No records, but warm, dry November turns into warm, dry December

December 07, 2023

We likely won’t be setting any weather records, but the forecast for this week is still remarkable.

“It’s going to be much warmer than normal,” said Tom Hoverstad, scientist with the University of Minnesota Southern Research and Outreach Center in Waseca. “To set records for this time of year, we’d have to be in the 60s. I don’t know if we’ll get that warm.”

Instead, highs will be in the mid 50s come Thursday, weather experts agree.

The light dusting of snow some area residents were surprised with on Monday night was the last we’ll see of the white stuff for “the next several days, if not a week plus,” said Brent Hewett, meteorologist for the National Weather Service in Chanhassen.

“We’ll see temperatures cool back down closer to normal on Saturday and over the weekend. And they’ll stay closer to our seasonal mid 30s for the foreseeable future after that for the next week or so.”

Hoverstad said we had one of our driest Novembers on record and that trend is continuing.
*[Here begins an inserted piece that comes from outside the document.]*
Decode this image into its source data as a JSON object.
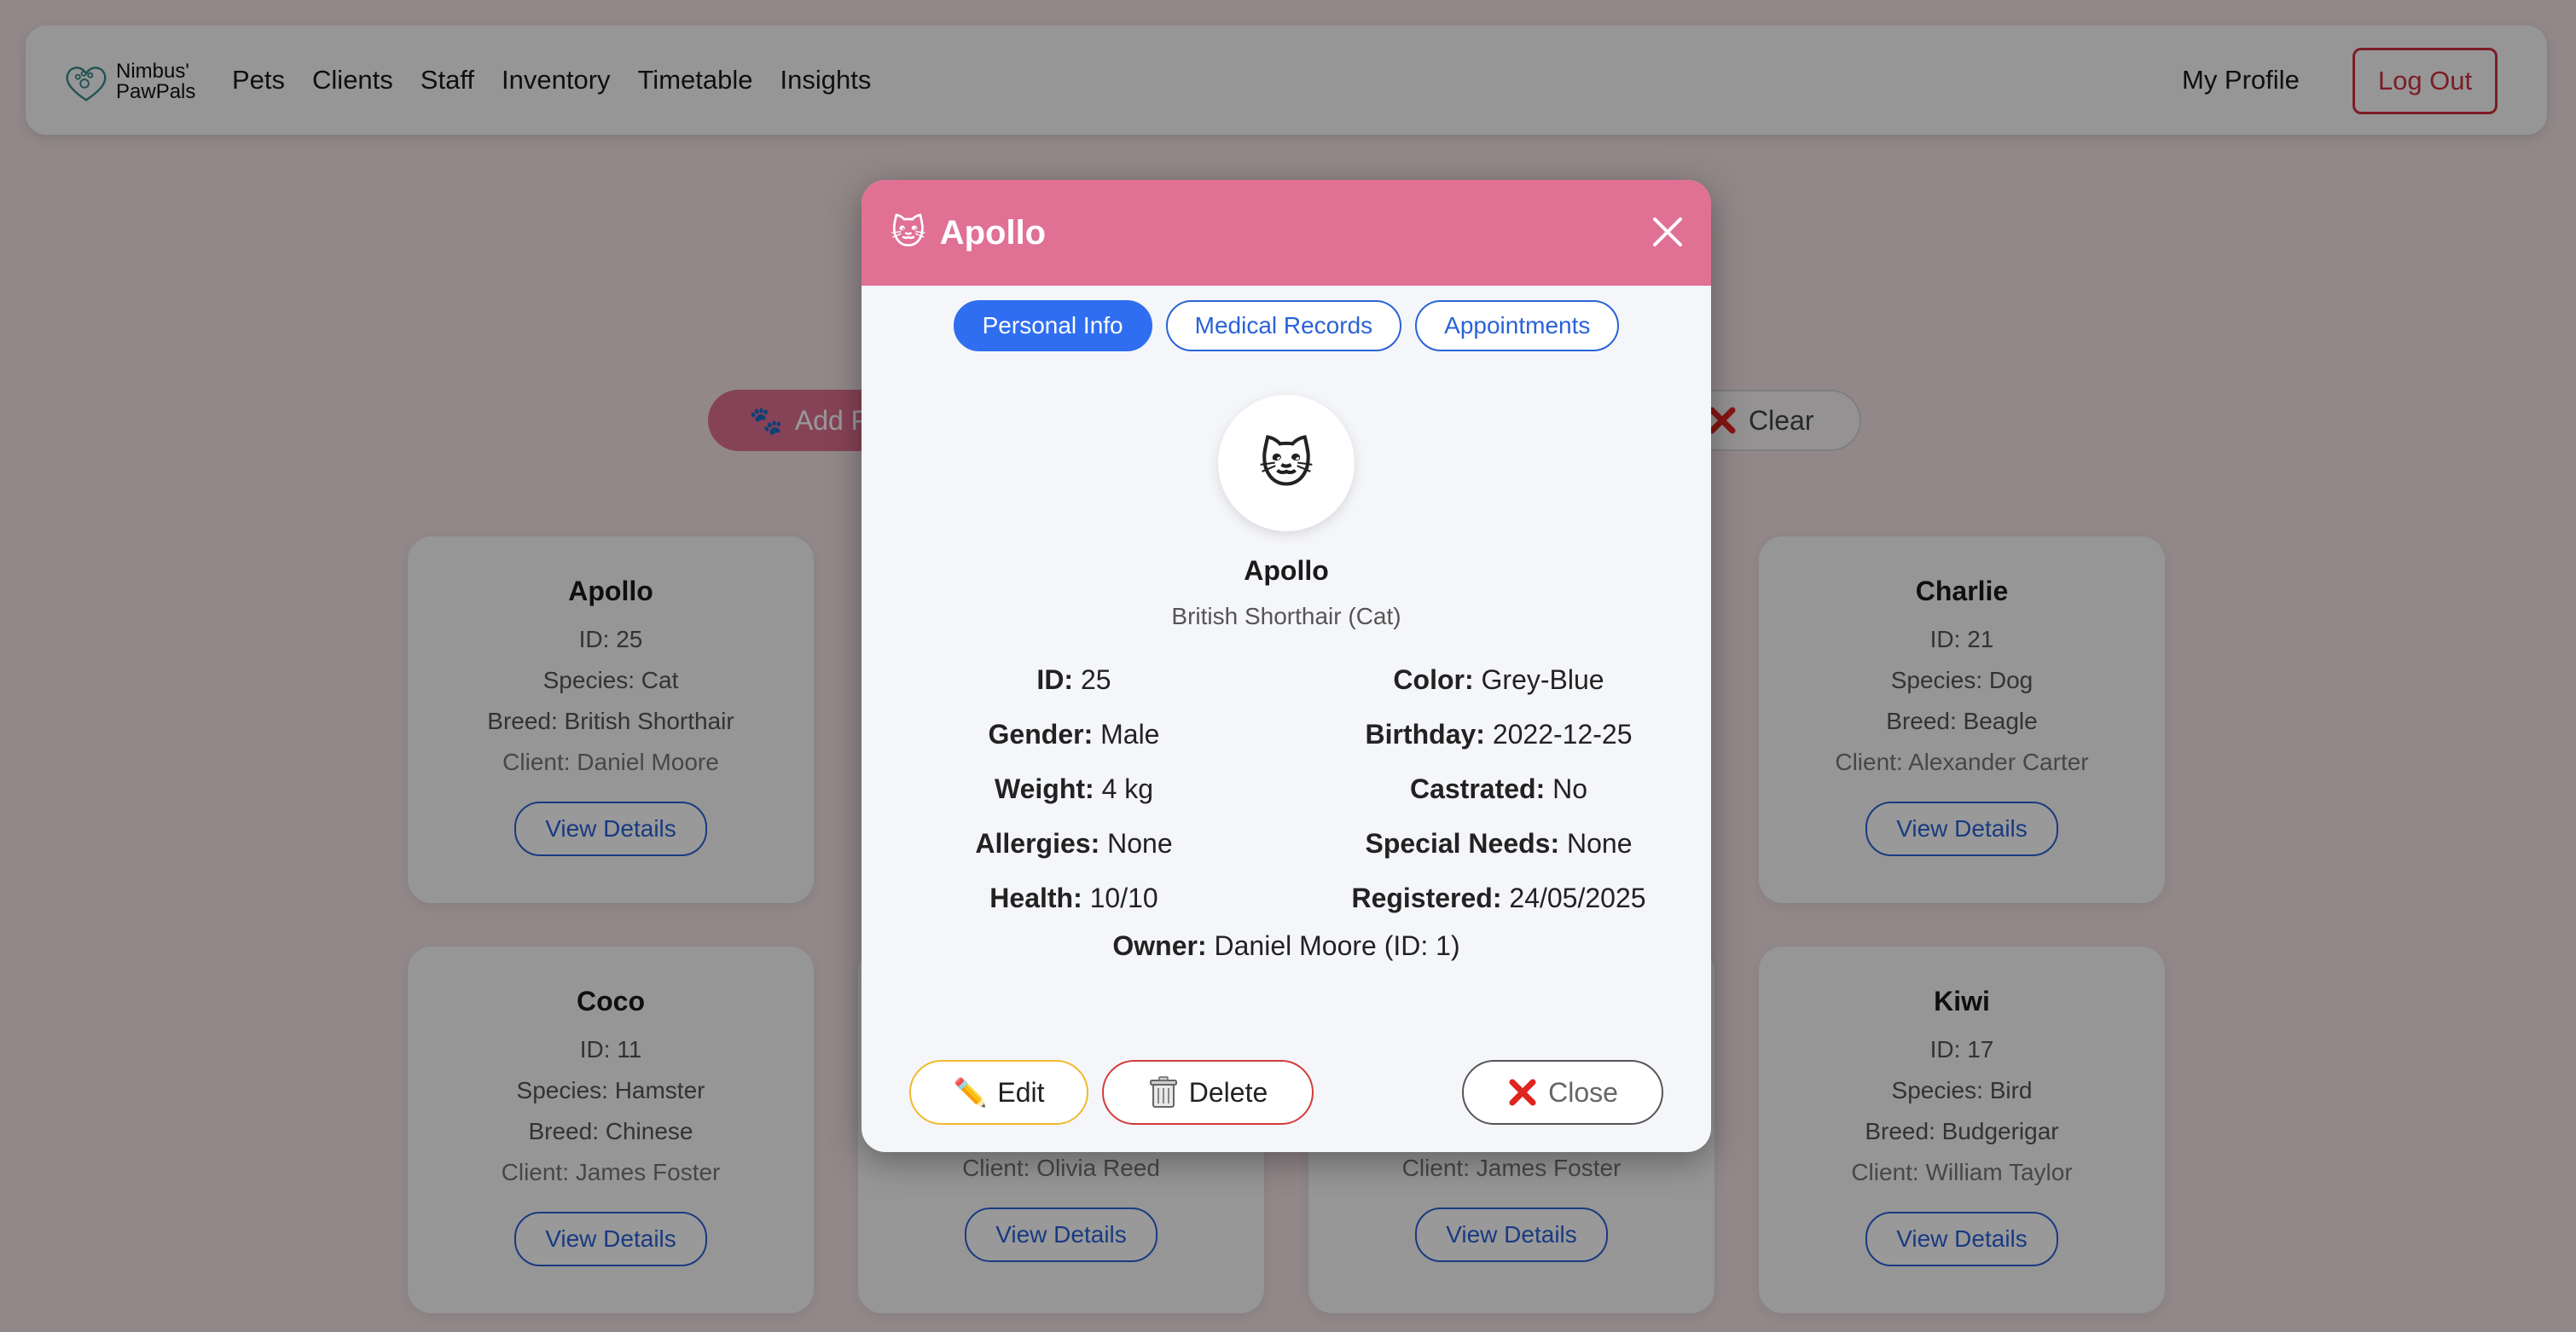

“This week it’s going to be much warmer than normal,” he said. “I don’t see any snow in the forecast. But to set records at this time of year, we’d have to be in the 60s.”

Blue Earth County remains “abnormally dry” with surrounding counties being abnormally dry and/or in a state of moderate drought, according to the U.S. Drought Monitor, which was updated Thursday.
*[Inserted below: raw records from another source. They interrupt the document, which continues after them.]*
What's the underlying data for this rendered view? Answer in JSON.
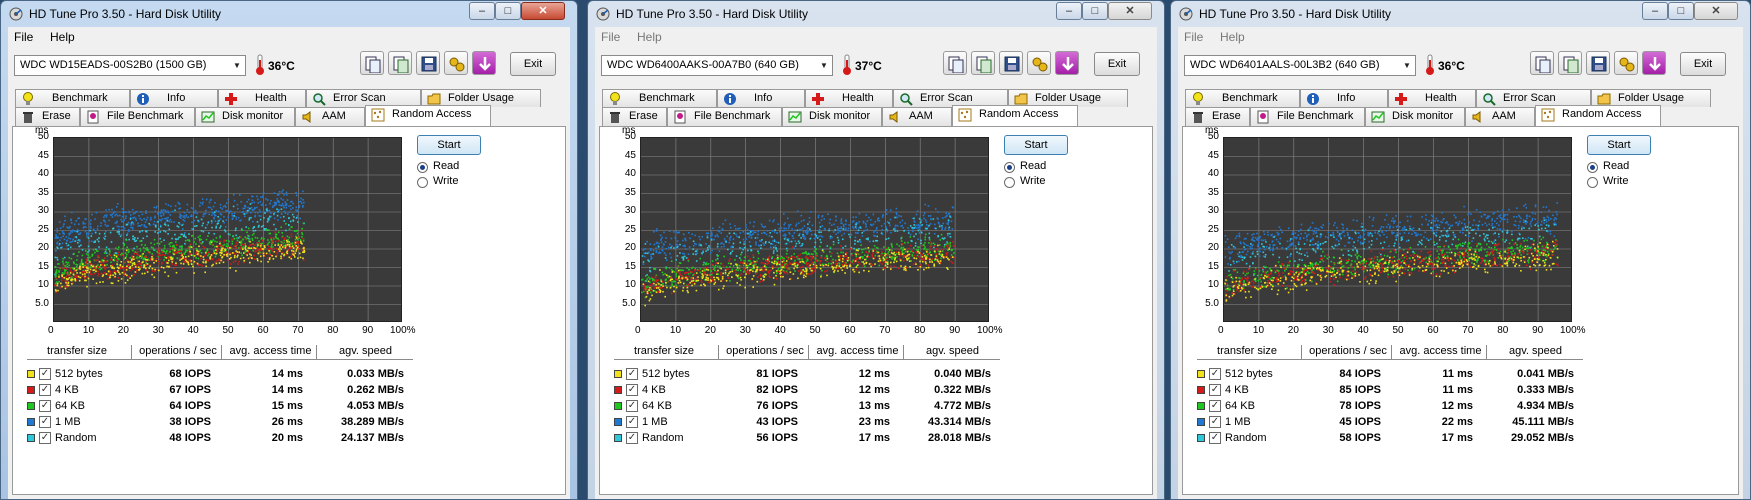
{
  "menu": {
    "file": "File",
    "help": "Help"
  },
  "toolbar": {
    "exit_label": "Exit"
  },
  "tabs": {
    "row1": [
      "Benchmark",
      "Info",
      "Health",
      "Error Scan",
      "Folder Usage"
    ],
    "row2": [
      "Erase",
      "File Benchmark",
      "Disk monitor",
      "AAM",
      "Random Access"
    ]
  },
  "controls": {
    "start": "Start",
    "read": "Read",
    "write": "Write",
    "selected_mode": "Read"
  },
  "graph": {
    "y_unit": "ms",
    "y_ticks": [
      "50",
      "45",
      "40",
      "35",
      "30",
      "25",
      "20",
      "15",
      "10",
      "5.0"
    ],
    "x_ticks": [
      "0",
      "10",
      "20",
      "30",
      "40",
      "50",
      "60",
      "70",
      "80",
      "90",
      "100%"
    ]
  },
  "table_headers": [
    "transfer size",
    "operations / sec",
    "avg. access time",
    "agv. speed"
  ],
  "colors": {
    "512 bytes": "#f2e21a",
    "4 KB": "#d61a1a",
    "64 KB": "#1ec81e",
    "1 MB": "#1f78d1",
    "Random": "#2fc8d8"
  },
  "windows": [
    {
      "title": "HD Tune Pro 3.50 - Hard Disk Utility",
      "active": true,
      "drive": "WDC WD15EADS-00S2B0 (1500 GB)",
      "temperature": "36°C",
      "rows": [
        {
          "size": "512 bytes",
          "ops": "68 IOPS",
          "access": "14 ms",
          "speed": "0.033 MB/s"
        },
        {
          "size": "4 KB",
          "ops": "67 IOPS",
          "access": "14 ms",
          "speed": "0.262 MB/s"
        },
        {
          "size": "64 KB",
          "ops": "64 IOPS",
          "access": "15 ms",
          "speed": "4.053 MB/s"
        },
        {
          "size": "1 MB",
          "ops": "38 IOPS",
          "access": "26 ms",
          "speed": "38.289 MB/s"
        },
        {
          "size": "Random",
          "ops": "48 IOPS",
          "access": "20 ms",
          "speed": "24.137 MB/s"
        }
      ]
    },
    {
      "title": "HD Tune Pro 3.50 - Hard Disk Utility",
      "active": false,
      "drive": "WDC WD6400AAKS-00A7B0 (640 GB)",
      "temperature": "37°C",
      "rows": [
        {
          "size": "512 bytes",
          "ops": "81 IOPS",
          "access": "12 ms",
          "speed": "0.040 MB/s"
        },
        {
          "size": "4 KB",
          "ops": "82 IOPS",
          "access": "12 ms",
          "speed": "0.322 MB/s"
        },
        {
          "size": "64 KB",
          "ops": "76 IOPS",
          "access": "13 ms",
          "speed": "4.772 MB/s"
        },
        {
          "size": "1 MB",
          "ops": "43 IOPS",
          "access": "23 ms",
          "speed": "43.314 MB/s"
        },
        {
          "size": "Random",
          "ops": "56 IOPS",
          "access": "17 ms",
          "speed": "28.018 MB/s"
        }
      ]
    },
    {
      "title": "HD Tune Pro 3.50 - Hard Disk Utility",
      "active": false,
      "drive": "WDC WD6401AALS-00L3B2 (640 GB)",
      "temperature": "36°C",
      "rows": [
        {
          "size": "512 bytes",
          "ops": "84 IOPS",
          "access": "11 ms",
          "speed": "0.041 MB/s"
        },
        {
          "size": "4 KB",
          "ops": "85 IOPS",
          "access": "11 ms",
          "speed": "0.333 MB/s"
        },
        {
          "size": "64 KB",
          "ops": "78 IOPS",
          "access": "12 ms",
          "speed": "4.934 MB/s"
        },
        {
          "size": "1 MB",
          "ops": "45 IOPS",
          "access": "22 ms",
          "speed": "45.111 MB/s"
        },
        {
          "size": "Random",
          "ops": "58 IOPS",
          "access": "17 ms",
          "speed": "29.052 MB/s"
        }
      ]
    }
  ]
}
Our highest December temperature on record was 62 on Dec. 16, 2021, Hoverstad said.

“I don’t see any precipitation in the forecast at all,” he said. “It’s going to be warm and dry. It’s been very dry. My hands are already getting dry so we’ve had very dry air.”
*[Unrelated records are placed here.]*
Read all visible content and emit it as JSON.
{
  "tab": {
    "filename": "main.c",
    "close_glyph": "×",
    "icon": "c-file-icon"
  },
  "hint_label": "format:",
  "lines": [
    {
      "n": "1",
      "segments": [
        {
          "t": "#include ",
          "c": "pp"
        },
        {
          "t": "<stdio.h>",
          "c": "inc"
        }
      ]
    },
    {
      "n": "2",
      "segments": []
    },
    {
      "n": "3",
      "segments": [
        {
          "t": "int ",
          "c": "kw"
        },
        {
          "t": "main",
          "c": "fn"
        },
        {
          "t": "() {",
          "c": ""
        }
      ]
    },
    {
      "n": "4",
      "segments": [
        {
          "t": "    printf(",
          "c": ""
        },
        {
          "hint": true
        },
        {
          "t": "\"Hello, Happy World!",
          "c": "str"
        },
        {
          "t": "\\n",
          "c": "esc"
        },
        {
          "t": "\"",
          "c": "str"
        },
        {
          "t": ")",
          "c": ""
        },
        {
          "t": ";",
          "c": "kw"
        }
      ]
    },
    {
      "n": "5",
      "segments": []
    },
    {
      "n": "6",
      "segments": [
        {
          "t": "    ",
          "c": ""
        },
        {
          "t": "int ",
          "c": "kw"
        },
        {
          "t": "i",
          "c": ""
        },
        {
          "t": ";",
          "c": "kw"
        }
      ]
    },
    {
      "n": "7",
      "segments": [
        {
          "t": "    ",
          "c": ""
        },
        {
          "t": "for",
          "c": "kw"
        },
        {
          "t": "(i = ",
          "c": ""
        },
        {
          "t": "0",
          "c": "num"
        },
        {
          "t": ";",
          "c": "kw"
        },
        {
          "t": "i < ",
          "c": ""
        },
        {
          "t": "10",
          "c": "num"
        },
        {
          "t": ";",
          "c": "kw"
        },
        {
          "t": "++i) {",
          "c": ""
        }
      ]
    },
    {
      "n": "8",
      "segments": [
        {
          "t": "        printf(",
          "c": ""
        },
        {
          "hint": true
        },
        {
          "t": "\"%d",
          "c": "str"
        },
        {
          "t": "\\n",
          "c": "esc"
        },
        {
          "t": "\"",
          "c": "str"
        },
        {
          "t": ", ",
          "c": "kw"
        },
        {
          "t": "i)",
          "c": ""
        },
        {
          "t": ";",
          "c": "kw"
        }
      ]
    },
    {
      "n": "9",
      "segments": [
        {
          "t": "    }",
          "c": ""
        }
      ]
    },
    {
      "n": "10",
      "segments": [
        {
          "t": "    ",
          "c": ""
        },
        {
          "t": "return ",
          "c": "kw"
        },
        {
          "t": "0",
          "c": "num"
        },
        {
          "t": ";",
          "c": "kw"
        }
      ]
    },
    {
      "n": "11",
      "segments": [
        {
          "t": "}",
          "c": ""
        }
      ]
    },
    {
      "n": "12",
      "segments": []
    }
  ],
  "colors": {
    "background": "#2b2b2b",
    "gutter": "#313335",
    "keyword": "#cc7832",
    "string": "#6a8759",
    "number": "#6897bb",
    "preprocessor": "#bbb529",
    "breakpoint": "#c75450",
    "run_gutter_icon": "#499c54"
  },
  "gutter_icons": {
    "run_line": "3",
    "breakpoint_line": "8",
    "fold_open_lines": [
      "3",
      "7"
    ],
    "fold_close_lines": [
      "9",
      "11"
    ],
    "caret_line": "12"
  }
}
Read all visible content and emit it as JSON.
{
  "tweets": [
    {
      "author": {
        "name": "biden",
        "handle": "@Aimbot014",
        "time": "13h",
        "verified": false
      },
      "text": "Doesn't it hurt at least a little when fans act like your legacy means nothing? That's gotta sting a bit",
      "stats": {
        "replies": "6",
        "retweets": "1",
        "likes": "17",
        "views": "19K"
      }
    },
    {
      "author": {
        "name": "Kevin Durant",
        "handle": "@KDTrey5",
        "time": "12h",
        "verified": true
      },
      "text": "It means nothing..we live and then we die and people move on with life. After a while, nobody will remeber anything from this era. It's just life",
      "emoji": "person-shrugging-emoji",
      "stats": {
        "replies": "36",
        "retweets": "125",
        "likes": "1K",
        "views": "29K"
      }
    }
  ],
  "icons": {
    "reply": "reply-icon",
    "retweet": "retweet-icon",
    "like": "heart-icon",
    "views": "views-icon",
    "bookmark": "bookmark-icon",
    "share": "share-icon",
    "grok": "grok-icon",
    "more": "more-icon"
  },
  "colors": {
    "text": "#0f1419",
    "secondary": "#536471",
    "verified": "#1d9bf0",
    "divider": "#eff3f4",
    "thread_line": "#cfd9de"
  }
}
The whole state is wondering if we’ll have a white Christmas, Hewett said.

“It’s dry and mild, which we’ll take this time of year,” he said. “Some people really want to see some snow before the holidays. Having spent five winters here in Minnesota, in the Upper Midwest, I know we’ll always see snow and cold at some point.

“We’ll take warm and dry. It’s Minnesota. Cold and snow are still coming.”

Sam Schneider, owner of Schneider Property Management in Mankato, said his snow removal and salting business is slow to get going this year compared to past winters.

“They’re saying we’re not supposed to get as much snow here as we did last year but we’re hopeful you know?” Schneider said. “Last year we had done snow removal by now.”